The final passageway for the flow of urine out of the body. The urethra is a thin-walled tube that conveys urine from the floor of the urinary bladder to the outside. The opening to the outside is the external urethral orifice. The mucosal lining of the urethra is transitional epithelium. The wall also contains smooth muscle fibers and is supported by connective tissue.

The internal urethral sphincter surrounds the beginning of the urethra, where it leaves the urinary bladder. This sphincter is smooth (involuntary) muscle. Another sphincter, the external urethral sphincter, is skeletal (voluntary) muscle and encircles the urethra where it goes through the pelvic floor.
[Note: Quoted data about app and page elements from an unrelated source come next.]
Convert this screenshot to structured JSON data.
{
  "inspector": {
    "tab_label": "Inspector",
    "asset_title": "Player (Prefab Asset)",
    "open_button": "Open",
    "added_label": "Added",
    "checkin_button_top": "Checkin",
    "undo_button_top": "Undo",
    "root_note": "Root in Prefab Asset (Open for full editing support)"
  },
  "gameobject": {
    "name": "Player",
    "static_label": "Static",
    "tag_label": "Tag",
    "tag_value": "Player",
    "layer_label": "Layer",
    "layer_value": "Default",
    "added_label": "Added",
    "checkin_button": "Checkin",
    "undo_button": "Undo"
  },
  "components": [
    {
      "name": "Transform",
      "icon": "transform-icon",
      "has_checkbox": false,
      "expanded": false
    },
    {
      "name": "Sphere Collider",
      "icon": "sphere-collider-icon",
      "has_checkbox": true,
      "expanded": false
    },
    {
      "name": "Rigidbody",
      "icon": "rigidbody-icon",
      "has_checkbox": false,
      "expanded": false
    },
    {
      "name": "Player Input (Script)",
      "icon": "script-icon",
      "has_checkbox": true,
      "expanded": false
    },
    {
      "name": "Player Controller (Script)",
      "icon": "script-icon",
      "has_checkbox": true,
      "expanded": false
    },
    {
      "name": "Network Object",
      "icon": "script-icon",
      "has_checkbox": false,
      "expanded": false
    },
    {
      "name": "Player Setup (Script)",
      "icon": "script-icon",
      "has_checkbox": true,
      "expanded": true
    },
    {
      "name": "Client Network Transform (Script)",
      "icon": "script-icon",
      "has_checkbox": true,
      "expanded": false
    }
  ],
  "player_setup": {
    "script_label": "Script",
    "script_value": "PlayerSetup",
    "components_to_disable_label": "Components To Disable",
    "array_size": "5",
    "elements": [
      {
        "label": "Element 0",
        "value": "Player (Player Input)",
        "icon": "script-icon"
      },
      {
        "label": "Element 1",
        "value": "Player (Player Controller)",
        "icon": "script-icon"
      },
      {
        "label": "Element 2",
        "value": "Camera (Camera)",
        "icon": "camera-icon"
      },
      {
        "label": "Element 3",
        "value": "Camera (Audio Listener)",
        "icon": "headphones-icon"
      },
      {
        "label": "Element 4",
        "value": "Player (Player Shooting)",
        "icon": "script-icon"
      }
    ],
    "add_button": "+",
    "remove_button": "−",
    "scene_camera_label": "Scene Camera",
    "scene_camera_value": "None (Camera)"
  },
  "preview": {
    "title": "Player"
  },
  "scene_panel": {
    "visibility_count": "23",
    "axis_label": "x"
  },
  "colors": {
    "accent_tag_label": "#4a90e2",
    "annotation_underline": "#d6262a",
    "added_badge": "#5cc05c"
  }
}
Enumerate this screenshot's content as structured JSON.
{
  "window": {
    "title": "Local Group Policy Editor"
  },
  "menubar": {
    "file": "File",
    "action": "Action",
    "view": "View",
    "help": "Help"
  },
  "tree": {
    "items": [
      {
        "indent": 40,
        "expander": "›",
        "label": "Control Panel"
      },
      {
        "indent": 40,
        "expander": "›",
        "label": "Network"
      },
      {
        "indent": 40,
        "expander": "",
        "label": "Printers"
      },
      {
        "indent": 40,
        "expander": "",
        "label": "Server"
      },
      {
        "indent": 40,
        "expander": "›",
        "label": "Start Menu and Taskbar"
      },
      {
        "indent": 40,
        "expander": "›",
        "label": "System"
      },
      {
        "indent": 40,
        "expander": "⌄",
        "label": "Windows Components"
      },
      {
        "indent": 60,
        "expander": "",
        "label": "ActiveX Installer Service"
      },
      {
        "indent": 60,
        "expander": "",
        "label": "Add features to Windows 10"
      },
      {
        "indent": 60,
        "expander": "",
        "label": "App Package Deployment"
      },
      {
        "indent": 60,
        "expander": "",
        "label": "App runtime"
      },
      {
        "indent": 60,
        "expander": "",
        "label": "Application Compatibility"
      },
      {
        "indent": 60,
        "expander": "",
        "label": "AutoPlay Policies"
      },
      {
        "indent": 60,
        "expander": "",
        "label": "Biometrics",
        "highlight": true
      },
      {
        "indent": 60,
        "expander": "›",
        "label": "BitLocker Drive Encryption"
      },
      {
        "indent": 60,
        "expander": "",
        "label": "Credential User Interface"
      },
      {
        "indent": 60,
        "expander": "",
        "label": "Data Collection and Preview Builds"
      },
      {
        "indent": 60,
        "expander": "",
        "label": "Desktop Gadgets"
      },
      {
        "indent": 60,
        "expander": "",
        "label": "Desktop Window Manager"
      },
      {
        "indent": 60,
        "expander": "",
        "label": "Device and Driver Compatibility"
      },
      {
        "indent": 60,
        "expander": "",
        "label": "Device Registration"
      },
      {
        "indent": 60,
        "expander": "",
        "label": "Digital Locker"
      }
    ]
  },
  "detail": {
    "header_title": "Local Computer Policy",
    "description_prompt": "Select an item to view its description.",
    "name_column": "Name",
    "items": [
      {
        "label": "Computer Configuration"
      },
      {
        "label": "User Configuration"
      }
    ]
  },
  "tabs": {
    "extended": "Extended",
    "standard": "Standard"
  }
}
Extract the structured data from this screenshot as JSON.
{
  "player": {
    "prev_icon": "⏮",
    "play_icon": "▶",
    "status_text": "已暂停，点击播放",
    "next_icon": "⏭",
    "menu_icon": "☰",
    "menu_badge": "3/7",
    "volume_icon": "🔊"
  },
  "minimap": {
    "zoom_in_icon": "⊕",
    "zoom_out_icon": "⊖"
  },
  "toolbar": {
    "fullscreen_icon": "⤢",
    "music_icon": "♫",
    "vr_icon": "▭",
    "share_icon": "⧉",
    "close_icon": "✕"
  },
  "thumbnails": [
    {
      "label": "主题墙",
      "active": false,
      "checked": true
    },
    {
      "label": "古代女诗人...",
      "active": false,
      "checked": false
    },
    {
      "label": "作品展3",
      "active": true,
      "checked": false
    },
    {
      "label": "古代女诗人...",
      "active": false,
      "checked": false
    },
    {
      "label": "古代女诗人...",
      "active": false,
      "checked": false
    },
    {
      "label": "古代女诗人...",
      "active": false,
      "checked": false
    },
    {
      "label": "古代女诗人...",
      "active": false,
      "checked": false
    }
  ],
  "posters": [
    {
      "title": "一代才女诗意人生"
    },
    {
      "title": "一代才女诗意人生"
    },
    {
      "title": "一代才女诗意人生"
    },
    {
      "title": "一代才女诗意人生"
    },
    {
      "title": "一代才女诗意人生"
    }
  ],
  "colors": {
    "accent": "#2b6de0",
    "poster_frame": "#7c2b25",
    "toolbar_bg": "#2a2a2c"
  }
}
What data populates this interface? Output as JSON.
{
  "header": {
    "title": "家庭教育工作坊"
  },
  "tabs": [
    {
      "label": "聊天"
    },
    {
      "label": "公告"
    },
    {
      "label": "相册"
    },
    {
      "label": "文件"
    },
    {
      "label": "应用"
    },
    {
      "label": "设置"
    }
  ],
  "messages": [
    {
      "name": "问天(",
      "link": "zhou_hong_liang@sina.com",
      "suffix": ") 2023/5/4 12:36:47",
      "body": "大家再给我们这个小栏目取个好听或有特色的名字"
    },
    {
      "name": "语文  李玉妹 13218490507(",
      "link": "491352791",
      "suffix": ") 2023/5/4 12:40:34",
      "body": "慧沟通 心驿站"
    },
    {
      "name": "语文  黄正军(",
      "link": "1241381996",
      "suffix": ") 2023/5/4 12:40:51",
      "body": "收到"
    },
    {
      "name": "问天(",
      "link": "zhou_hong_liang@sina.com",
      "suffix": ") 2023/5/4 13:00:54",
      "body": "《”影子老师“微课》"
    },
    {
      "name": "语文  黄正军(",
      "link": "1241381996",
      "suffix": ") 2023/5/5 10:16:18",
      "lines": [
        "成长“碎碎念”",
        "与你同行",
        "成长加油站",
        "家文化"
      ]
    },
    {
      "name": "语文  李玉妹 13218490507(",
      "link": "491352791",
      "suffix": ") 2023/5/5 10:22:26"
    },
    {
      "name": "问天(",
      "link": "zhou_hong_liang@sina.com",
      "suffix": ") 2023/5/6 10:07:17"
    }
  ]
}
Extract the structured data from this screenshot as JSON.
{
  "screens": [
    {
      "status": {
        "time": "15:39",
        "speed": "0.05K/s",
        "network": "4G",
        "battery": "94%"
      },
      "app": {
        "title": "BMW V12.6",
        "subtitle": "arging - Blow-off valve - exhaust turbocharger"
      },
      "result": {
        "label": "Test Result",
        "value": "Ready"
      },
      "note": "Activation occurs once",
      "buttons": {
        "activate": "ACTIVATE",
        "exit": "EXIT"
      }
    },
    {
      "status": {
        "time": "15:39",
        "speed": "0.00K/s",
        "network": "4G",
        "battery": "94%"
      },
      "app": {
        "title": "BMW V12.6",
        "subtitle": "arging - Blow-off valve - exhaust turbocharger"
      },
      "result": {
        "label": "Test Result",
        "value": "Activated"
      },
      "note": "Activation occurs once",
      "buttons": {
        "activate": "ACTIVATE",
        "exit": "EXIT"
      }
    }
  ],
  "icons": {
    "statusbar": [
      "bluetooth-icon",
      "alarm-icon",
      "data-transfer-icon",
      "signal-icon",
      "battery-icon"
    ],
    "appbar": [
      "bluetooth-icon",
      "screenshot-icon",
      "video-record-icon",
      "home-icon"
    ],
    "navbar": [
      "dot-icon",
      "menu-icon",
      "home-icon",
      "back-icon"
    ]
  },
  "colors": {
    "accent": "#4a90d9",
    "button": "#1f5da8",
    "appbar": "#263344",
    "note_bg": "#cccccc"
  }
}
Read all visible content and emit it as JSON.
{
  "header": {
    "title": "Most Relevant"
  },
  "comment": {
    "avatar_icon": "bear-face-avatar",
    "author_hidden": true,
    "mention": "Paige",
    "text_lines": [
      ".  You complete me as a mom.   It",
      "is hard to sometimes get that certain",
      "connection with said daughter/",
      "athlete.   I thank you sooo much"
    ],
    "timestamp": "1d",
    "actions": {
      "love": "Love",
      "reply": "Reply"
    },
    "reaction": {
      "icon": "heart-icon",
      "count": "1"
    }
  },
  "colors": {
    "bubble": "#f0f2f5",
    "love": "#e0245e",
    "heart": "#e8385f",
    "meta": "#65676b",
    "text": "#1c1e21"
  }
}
These two sphincters control the flow of urine through the urethra.

In females, the urethra is short, only 3 to 4 cm (about 1.5 inches) long. The external urethral orifice opens to the outside just anterior to the opening for the vagina (see genital tract).

In males, the urethra is much longer, about 20 cm (7 to 8 inches) in length, and transports both urine and semen. The first part, next to the urinary bladder, passes through the prostate gland and is called the prostatic urethra. The second part, a short region that penetrates the pelvic floor and enters the penis, is called the membranous urethra. The third part, the spongy urethra, is the longest region. This portion of the urethra extends the entire length of the penis, and the external urethral orifice opens to the outside at the tip of the penis.


Disorders of the urethra

Urethral infections, scarring, and congenital abnormalities occur in both sexes, but these are much more common and serious in males than in females. Inflammation of the urethra, called urethritis, may be due to an infection such as chlamydia or gonorrhea, irritation, or minor surgery. It may lead to urethral structure (narrowing of a section of the urethra) in men. In addition, the male urethra is easily damaged in accidents involving pelvic injury and may require surgical repair.

Male infants sometimes have a urethral valve, which is a flap that grows from the lining of the urethra. The valve impedes the flow of urine and causes back pressure on the kidneys as urine overfills the bladder, ureters, and collecting ducts of the kidneys. Permanent and severe damage to the kidneys can occur if the urethral valve is not removed surgically.


Related entry

   • urinary system


Related category

   • ANATOMY AND PHYSIOLOGY

Source: US National Cancer Institute